Lauren Southern’s visit to campus on Oct. 25 accomplished exactly what both sides of the campus political argument sought out to do. On the right, they purposely brought in a controversial internet personality whom they were well aware would spark protest outside of the event. Let’s not pretend it’s because she’s someone whom you would have a lot to learn from as an American conservative. Southern dropped out of college after two years of a political science program, so most of the people listening in that room probably had more actual political knowledge than she does. She is also a failed last-place candidate in her local elections and she is a self-produced speaker and author, which means she doesn’t need to have any sort of accreditation to get her word out there. Conservative groups have every right to have a speaker on campus, but their intention was clearly not to bring in someone who would give a stimulating talk.
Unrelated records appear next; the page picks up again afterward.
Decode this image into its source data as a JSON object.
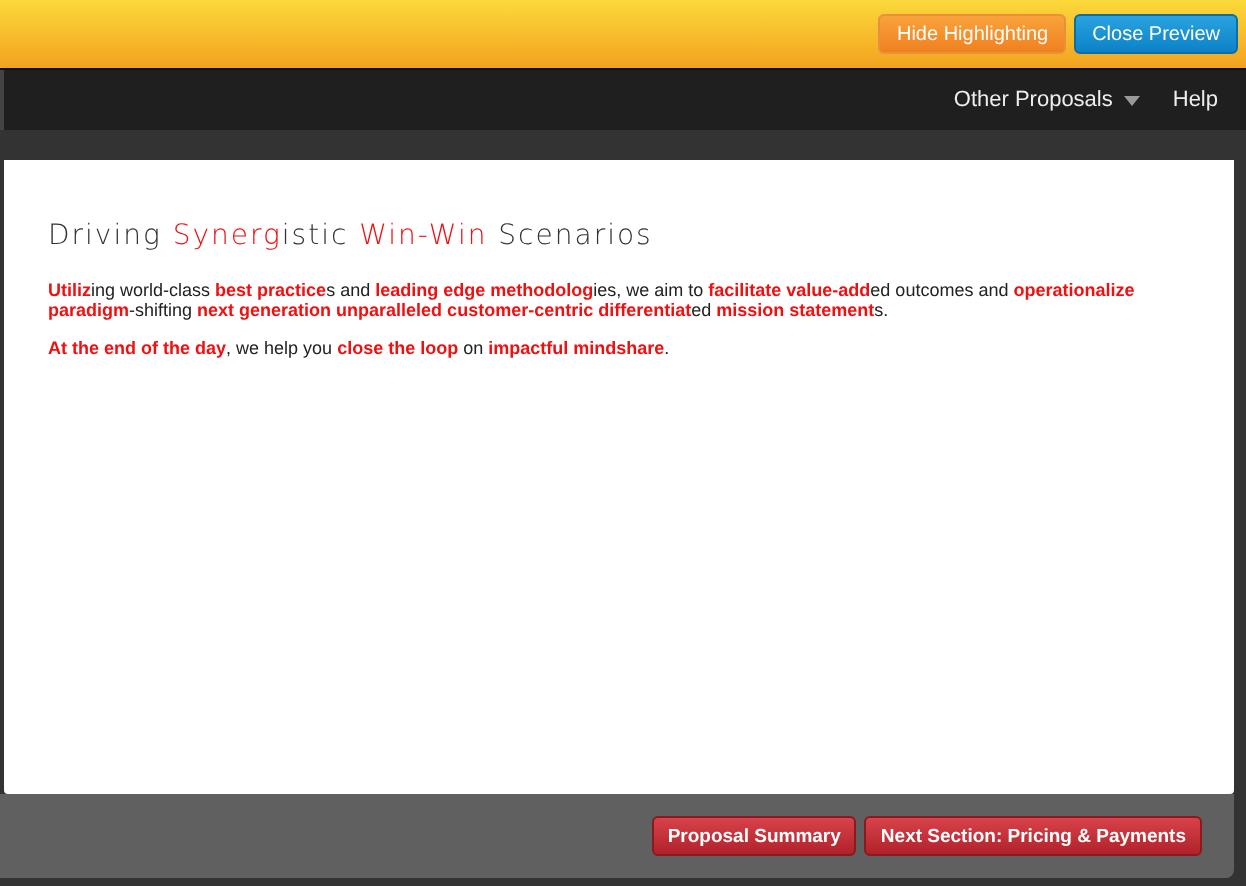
{
  "top_bar": {
    "buttons": [
      {
        "label": "Hide Highlighting",
        "kind": "orange"
      },
      {
        "label": "Close Preview",
        "kind": "blue"
      }
    ]
  },
  "nav": {
    "items": [
      {
        "label": "Other Proposals",
        "dropdown": true
      },
      {
        "label": "Help",
        "dropdown": false
      }
    ]
  },
  "document": {
    "title": [
      {
        "text": "Driving ",
        "highlighted": false
      },
      {
        "text": "Synerg",
        "highlighted": true
      },
      {
        "text": "istic ",
        "highlighted": false
      },
      {
        "text": "Win-Win",
        "highlighted": true
      },
      {
        "text": " Scenarios",
        "highlighted": false
      }
    ],
    "paragraphs": [
      [
        {
          "text": "Utiliz",
          "highlighted": true
        },
        {
          "text": "ing world-class ",
          "highlighted": false
        },
        {
          "text": "best practice",
          "highlighted": true
        },
        {
          "text": "s and ",
          "highlighted": false
        },
        {
          "text": "leading edge methodolog",
          "highlighted": true
        },
        {
          "text": "ies, we aim to ",
          "highlighted": false
        },
        {
          "text": "facilitate value-add",
          "highlighted": true
        },
        {
          "text": "ed outcomes and ",
          "highlighted": false
        },
        {
          "text": "operationalize paradigm",
          "highlighted": true
        },
        {
          "text": "-shifting ",
          "highlighted": false
        },
        {
          "text": "next generation unparalleled customer-centric differentiat",
          "highlighted": true
        },
        {
          "text": "ed ",
          "highlighted": false
        },
        {
          "text": "mission statement",
          "highlighted": true
        },
        {
          "text": "s.",
          "highlighted": false
        }
      ],
      [
        {
          "text": "At the end of the day",
          "highlighted": true
        },
        {
          "text": ", we help you ",
          "highlighted": false
        },
        {
          "text": "close the loop",
          "highlighted": true
        },
        {
          "text": " on ",
          "highlighted": false
        },
        {
          "text": "impactful mindshare",
          "highlighted": true
        },
        {
          "text": ".",
          "highlighted": false
        }
      ]
    ]
  },
  "footer": {
    "buttons": [
      "Proposal Summary",
      "Next Section: Pricing & Payments"
    ]
  }
}
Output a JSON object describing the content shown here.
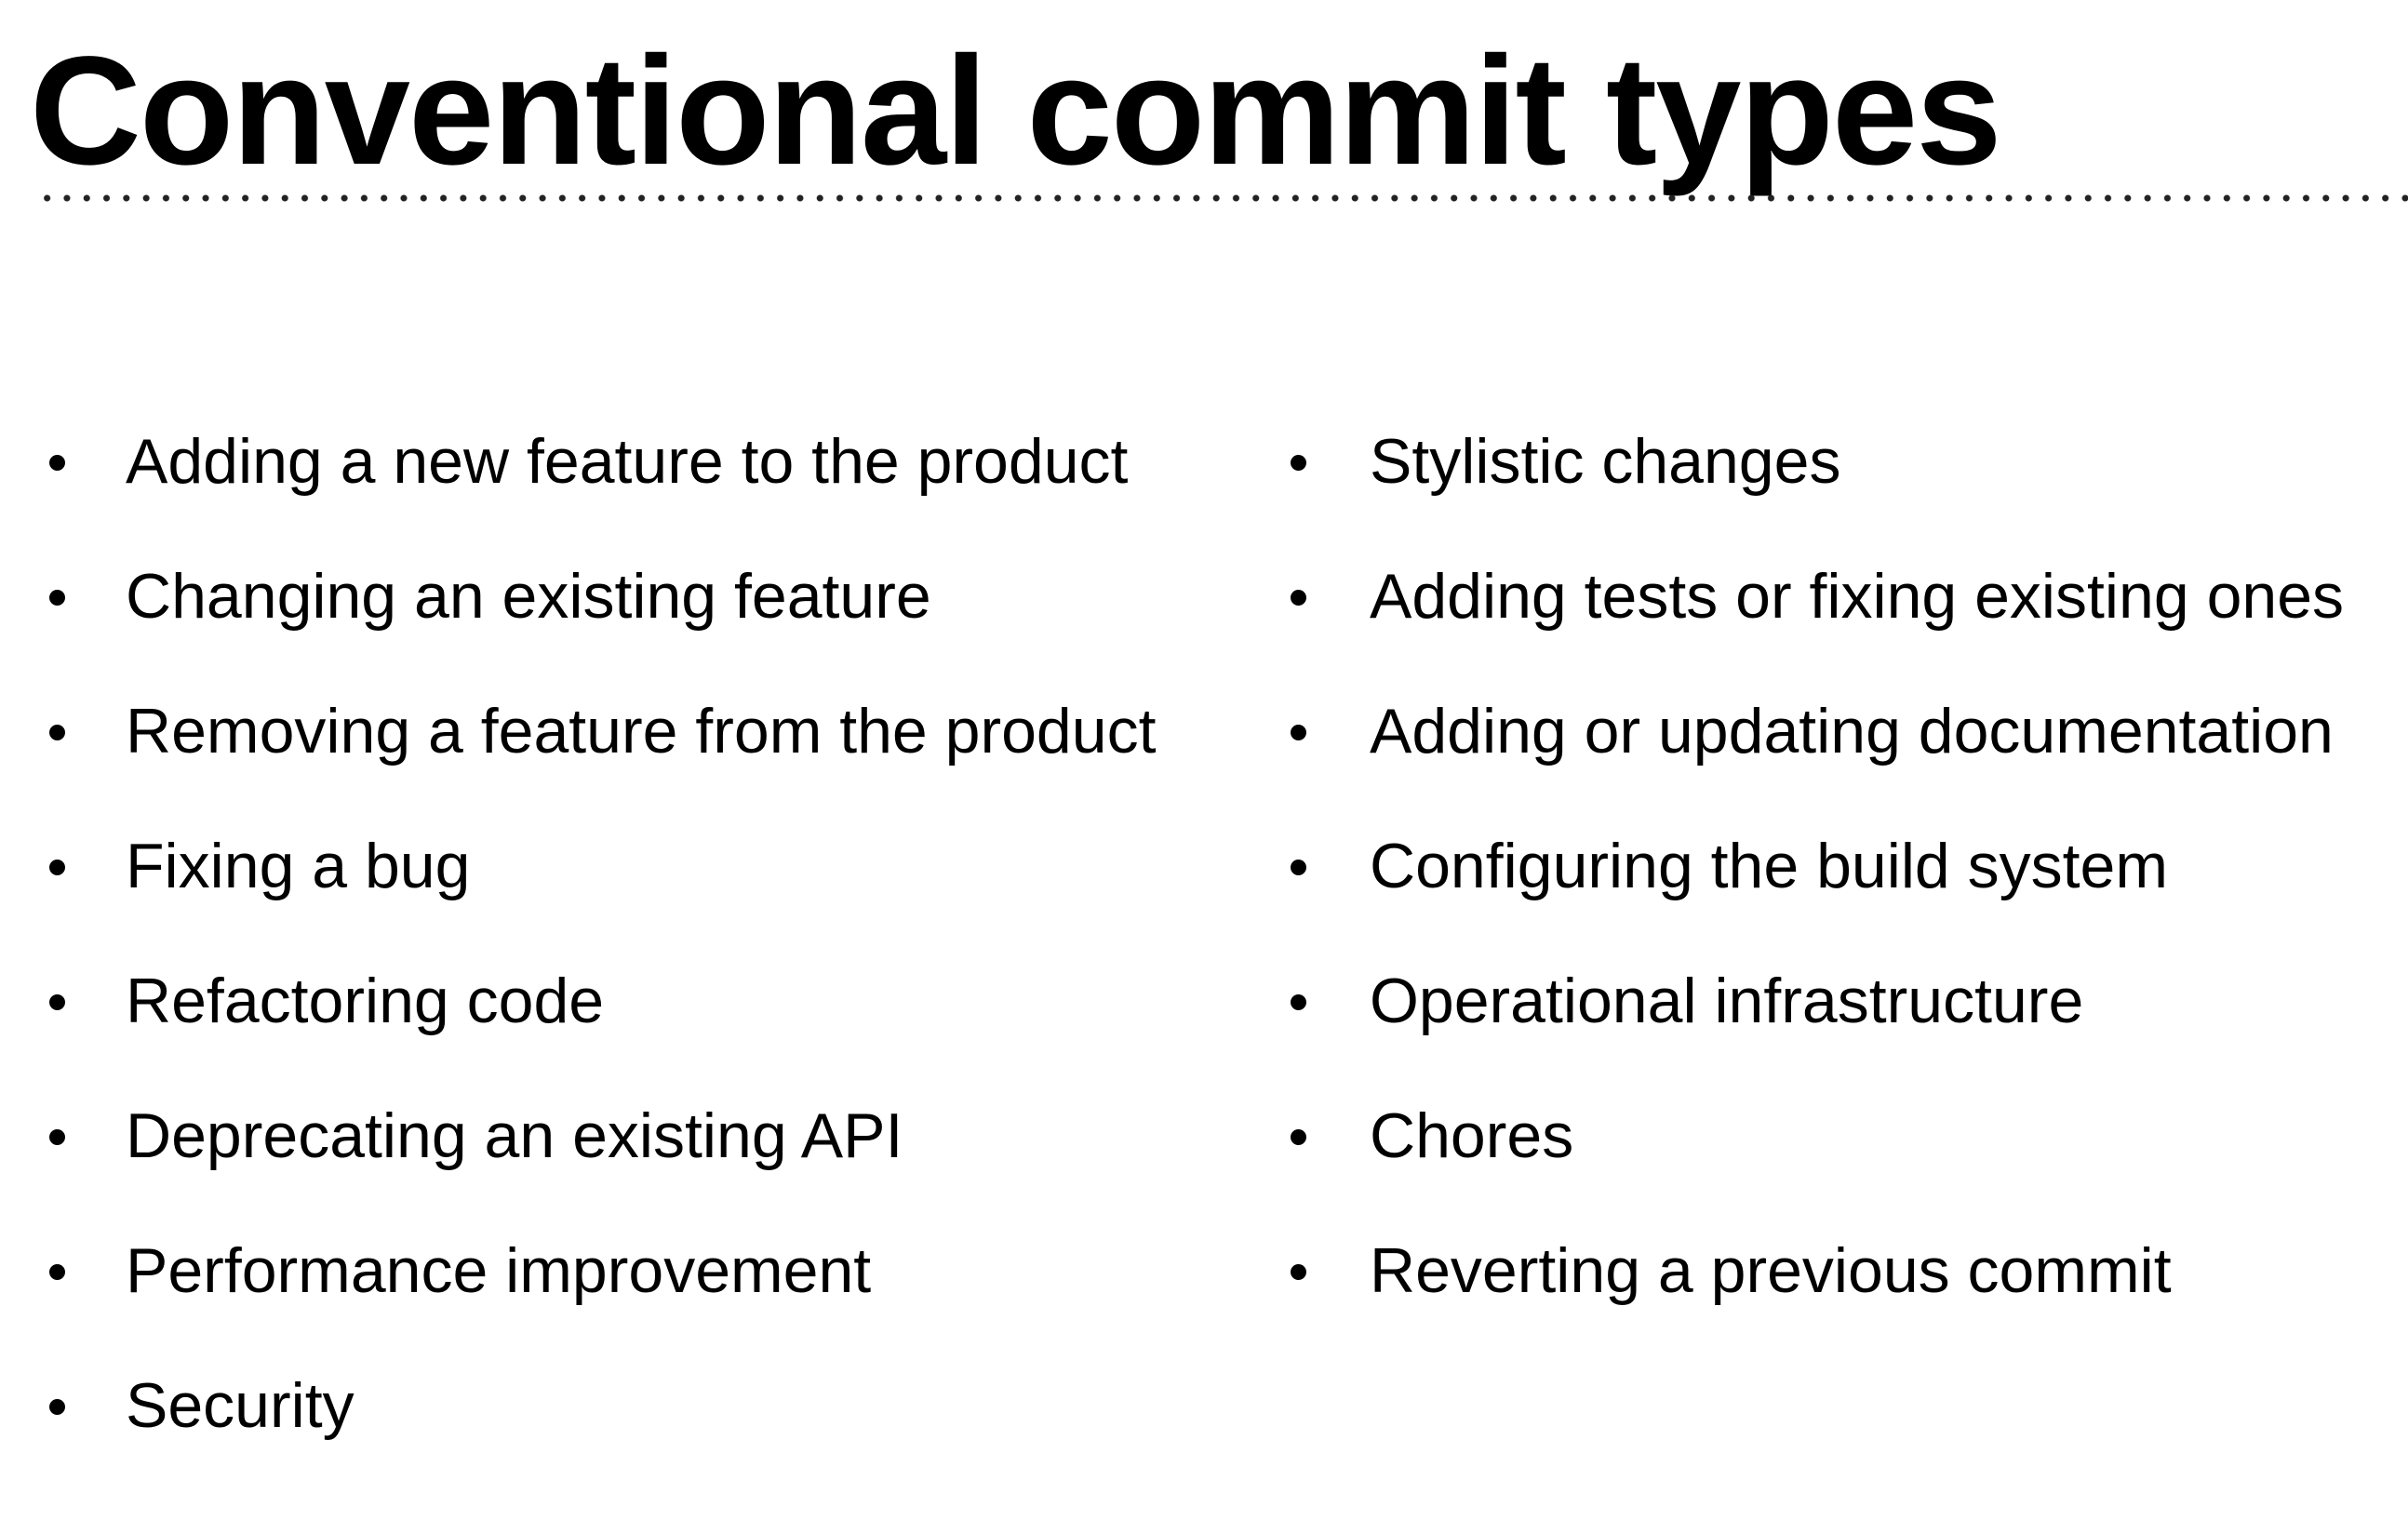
{
  "title": "Conventional commit types",
  "columns": {
    "left": [
      "Adding a new feature to the product",
      "Changing an existing feature",
      "Removing a feature from the product",
      "Fixing a bug",
      "Refactoring code",
      "Deprecating an existing API",
      "Performance improvement",
      "Security"
    ],
    "right": [
      "Stylistic changes",
      "Adding tests or fixing existing ones",
      "Adding or updating documentation",
      "Configuring the build system",
      "Operational infrastructure",
      "Chores",
      "Reverting a previous commit"
    ]
  }
}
Now for all of you on the left who protested outside, what did your protesting accomplish? Was the goal to stop the talk or to let people know you were mad? I’m not saying not to protest things, but if you are going to protest, be smart about it. Don’t just show up for the sake of protesting. You know what would have been an awesome protest? Buying out all the tickets and not showing up. Then Southern could have had her free speech, but without an audience. Instead, all that received attention from the media was either angry protesters or the smug faces of people walking into the talk.
None of us like having to protest and none of us like being yelled at, so why do we keep playing those roles? This has become a predictable story. The same thing is happening at campuses across the United States. We all play the same game, despite the fact no one is happy about the results. No one likes the current political climate on either side. I want to ask everyone, on the left and the right, what are you going to do differently? If you are sick of how things are, why do you do the exact same thing over again?
We are all in support of basic freedoms, right? Then we should all understand that we are free to make better choices than those before us. The same way we are free to give speeches, we are free to have conversations. Let’s stop antagonizing one another and simply talk with one another. We may not change other people’s opinions, but at the very least, we can better understand them. Positive change happens through conversation, education, and always by peaceful means. We can be better, all of us. What are you going to do about it?
This letter has been edited for clarity and style.
Mitchell Legrand is a University of Minnesota senior studying Global Studies.